Work instructions: In the material below, find every line containing "Microsoft" and copy that line.

(Beginning of Data records)

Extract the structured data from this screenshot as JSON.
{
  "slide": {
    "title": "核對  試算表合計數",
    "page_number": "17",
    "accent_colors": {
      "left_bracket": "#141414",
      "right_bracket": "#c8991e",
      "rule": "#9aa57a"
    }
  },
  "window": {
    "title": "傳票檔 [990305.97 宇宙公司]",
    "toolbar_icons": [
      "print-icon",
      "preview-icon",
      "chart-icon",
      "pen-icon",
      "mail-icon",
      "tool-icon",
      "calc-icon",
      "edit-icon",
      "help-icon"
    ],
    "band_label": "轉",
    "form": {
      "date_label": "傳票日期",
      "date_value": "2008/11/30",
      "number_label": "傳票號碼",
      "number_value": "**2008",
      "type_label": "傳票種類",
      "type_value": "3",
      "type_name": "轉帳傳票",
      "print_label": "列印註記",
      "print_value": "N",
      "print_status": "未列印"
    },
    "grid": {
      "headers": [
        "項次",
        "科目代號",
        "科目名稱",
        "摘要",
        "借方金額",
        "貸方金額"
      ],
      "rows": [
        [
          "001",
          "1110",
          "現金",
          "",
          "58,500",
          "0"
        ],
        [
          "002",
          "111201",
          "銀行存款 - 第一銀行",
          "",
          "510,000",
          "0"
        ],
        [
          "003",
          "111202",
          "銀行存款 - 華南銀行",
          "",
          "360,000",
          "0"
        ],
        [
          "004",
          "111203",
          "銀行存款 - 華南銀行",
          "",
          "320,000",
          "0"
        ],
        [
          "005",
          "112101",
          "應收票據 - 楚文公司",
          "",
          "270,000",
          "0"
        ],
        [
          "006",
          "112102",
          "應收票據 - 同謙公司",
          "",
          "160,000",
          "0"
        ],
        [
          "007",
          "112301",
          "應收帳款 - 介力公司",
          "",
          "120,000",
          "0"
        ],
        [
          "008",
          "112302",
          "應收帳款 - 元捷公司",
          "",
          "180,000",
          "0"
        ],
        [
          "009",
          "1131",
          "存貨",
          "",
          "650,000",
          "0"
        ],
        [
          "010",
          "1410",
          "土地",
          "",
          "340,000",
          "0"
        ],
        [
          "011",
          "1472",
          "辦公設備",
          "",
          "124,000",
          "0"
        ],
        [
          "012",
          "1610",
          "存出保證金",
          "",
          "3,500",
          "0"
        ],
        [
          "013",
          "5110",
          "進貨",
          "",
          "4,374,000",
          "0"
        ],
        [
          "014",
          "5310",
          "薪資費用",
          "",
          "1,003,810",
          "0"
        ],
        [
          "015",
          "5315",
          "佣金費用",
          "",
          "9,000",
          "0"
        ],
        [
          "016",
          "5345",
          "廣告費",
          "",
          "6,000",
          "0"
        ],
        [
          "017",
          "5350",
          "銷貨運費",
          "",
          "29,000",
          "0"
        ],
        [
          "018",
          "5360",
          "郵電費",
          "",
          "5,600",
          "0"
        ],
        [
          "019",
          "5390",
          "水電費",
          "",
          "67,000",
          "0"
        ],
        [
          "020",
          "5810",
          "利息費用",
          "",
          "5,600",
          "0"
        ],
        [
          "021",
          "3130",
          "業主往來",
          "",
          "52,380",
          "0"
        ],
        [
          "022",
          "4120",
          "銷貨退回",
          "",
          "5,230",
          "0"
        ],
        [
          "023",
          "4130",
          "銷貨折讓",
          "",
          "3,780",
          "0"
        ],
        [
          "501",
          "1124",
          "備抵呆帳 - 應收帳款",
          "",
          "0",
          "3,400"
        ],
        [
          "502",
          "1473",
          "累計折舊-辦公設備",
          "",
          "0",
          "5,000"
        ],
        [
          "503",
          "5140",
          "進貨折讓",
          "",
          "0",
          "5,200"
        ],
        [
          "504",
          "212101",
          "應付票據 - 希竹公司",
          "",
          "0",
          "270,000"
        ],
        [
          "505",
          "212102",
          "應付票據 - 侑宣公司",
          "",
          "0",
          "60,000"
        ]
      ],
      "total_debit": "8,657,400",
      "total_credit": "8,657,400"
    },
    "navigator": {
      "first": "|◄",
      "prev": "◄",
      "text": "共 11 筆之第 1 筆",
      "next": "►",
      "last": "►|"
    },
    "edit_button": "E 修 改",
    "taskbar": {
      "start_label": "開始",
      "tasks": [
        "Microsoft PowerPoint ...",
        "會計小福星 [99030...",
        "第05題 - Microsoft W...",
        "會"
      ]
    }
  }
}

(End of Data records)

Exercise result:
        "Microsoft PowerPoint ...",
        "第05題 - Microsoft W...",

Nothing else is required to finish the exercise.